Copy each entry below exactly.

# Given data
◆ ◆ ◆ ◆

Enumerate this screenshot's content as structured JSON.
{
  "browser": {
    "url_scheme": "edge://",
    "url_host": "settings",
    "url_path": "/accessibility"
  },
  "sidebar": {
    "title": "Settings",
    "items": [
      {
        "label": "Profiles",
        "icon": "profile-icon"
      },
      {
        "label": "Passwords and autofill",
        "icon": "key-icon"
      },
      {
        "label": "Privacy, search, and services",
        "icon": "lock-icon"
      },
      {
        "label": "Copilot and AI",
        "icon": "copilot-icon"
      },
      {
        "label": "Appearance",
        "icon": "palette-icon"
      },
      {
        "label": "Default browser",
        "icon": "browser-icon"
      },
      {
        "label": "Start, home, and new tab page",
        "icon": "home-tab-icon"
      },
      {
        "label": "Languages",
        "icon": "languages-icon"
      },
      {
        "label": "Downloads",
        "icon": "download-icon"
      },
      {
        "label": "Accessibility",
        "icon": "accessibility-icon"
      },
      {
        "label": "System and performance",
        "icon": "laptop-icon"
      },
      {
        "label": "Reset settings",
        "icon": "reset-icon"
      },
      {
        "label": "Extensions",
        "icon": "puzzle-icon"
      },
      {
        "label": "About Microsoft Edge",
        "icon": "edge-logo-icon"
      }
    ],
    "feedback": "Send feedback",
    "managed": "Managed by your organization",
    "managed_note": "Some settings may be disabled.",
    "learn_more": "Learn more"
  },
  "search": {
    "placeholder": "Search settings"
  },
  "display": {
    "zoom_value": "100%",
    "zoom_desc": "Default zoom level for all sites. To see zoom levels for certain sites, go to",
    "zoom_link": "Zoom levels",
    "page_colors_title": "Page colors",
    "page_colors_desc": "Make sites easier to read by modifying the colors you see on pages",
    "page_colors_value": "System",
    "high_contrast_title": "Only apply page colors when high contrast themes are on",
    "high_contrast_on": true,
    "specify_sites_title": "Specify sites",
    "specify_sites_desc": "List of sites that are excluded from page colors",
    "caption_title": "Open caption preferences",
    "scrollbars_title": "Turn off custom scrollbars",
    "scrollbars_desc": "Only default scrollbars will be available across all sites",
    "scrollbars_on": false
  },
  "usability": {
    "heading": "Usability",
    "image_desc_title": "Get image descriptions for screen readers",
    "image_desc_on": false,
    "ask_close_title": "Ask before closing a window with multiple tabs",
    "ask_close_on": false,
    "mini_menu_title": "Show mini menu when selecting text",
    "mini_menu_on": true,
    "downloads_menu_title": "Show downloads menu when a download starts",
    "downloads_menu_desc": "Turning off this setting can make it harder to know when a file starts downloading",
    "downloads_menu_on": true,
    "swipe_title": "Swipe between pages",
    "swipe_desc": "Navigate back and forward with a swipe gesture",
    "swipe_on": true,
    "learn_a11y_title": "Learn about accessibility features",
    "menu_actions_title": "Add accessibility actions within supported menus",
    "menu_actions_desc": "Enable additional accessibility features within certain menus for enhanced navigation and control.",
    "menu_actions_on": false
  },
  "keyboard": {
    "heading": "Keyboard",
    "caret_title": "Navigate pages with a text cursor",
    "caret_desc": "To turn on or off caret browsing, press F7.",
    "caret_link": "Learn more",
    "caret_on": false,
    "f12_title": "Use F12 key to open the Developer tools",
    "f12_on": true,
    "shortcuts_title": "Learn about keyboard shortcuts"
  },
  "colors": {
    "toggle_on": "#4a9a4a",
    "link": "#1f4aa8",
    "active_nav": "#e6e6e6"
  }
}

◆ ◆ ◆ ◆

# Answer space
Enumerate this screenshot's content as structured JSON.
{
  "browser": {
    "url_scheme": "edge://",
    "url_host": "settings",
    "url_path": "/accessibility"
  },
  "sidebar": {
    "title": "Settings",
    "items": [
      {
        "label": "Profiles",
        "icon": "profile-icon"
      },
      {
        "label": "Passwords and autofill",
        "icon": "key-icon"
      },
      {
        "label": "Privacy, search, and services",
        "icon": "lock-icon"
      },
      {
        "label": "Copilot and AI",
        "icon": "copilot-icon"
      },
      {
        "label": "Appearance",
        "icon": "palette-icon"
      },
      {
        "label": "Default browser",
        "icon": "browser-icon"
      },
      {
        "label": "Start, home, and new tab page",
        "icon": "home-tab-icon"
      },
      {
        "label": "Languages",
        "icon": "languages-icon"
      },
      {
        "label": "Downloads",
        "icon": "download-icon"
      },
      {
        "label": "Accessibility",
        "icon": "accessibility-icon"
      },
      {
        "label": "System and performance",
        "icon": "laptop-icon"
      },
      {
        "label": "Reset settings",
        "icon": "reset-icon"
      },
      {
        "label": "Extensions",
        "icon": "puzzle-icon"
      },
      {
        "label": "About Microsoft Edge",
        "icon": "edge-logo-icon"
      }
    ],
    "feedback": "Send feedback",
    "managed": "Managed by your organization",
    "managed_note": "Some settings may be disabled.",
    "learn_more": "Learn more"
  },
  "search": {
    "placeholder": "Search settings"
  },
  "display": {
    "zoom_value": "100%",
    "zoom_desc": "Default zoom level for all sites. To see zoom levels for certain sites, go to",
    "zoom_link": "Zoom levels",
    "page_colors_title": "Page colors",
    "page_colors_desc": "Make sites easier to read by modifying the colors you see on pages",
    "page_colors_value": "System",
    "high_contrast_title": "Only apply page colors when high contrast themes are on",
    "high_contrast_on": true,
    "specify_sites_title": "Specify sites",
    "specify_sites_desc": "List of sites that are excluded from page colors",
    "caption_title": "Open caption preferences",
    "scrollbars_title": "Turn off custom scrollbars",
    "scrollbars_desc": "Only default scrollbars will be available across all sites",
    "scrollbars_on": false
  },
  "usability": {
    "heading": "Usability",
    "image_desc_title": "Get image descriptions for screen readers",
    "image_desc_on": false,
    "ask_close_title": "Ask before closing a window with multiple tabs",
    "ask_close_on": false,
    "mini_menu_title": "Show mini menu when selecting text",
    "mini_menu_on": true,
    "downloads_menu_title": "Show downloads menu when a download starts",
    "downloads_menu_desc": "Turning off this setting can make it harder to know when a file starts downloading",
    "downloads_menu_on": true,
    "swipe_title": "Swipe between pages",
    "swipe_desc": "Navigate back and forward with a swipe gesture",
    "swipe_on": true,
    "learn_a11y_title": "Learn about accessibility features",
    "menu_actions_title": "Add accessibility actions within supported menus",
    "menu_actions_desc": "Enable additional accessibility features within certain menus for enhanced navigation and control.",
    "menu_actions_on": false
  },
  "keyboard": {
    "heading": "Keyboard",
    "caret_title": "Navigate pages with a text cursor",
    "caret_desc": "To turn on or off caret browsing, press F7.",
    "caret_link": "Learn more",
    "caret_on": false,
    "f12_title": "Use F12 key to open the Developer tools",
    "f12_on": true,
    "shortcuts_title": "Learn about keyboard shortcuts"
  },
  "colors": {
    "toggle_on": "#4a9a4a",
    "link": "#1f4aa8",
    "active_nav": "#e6e6e6"
  }
}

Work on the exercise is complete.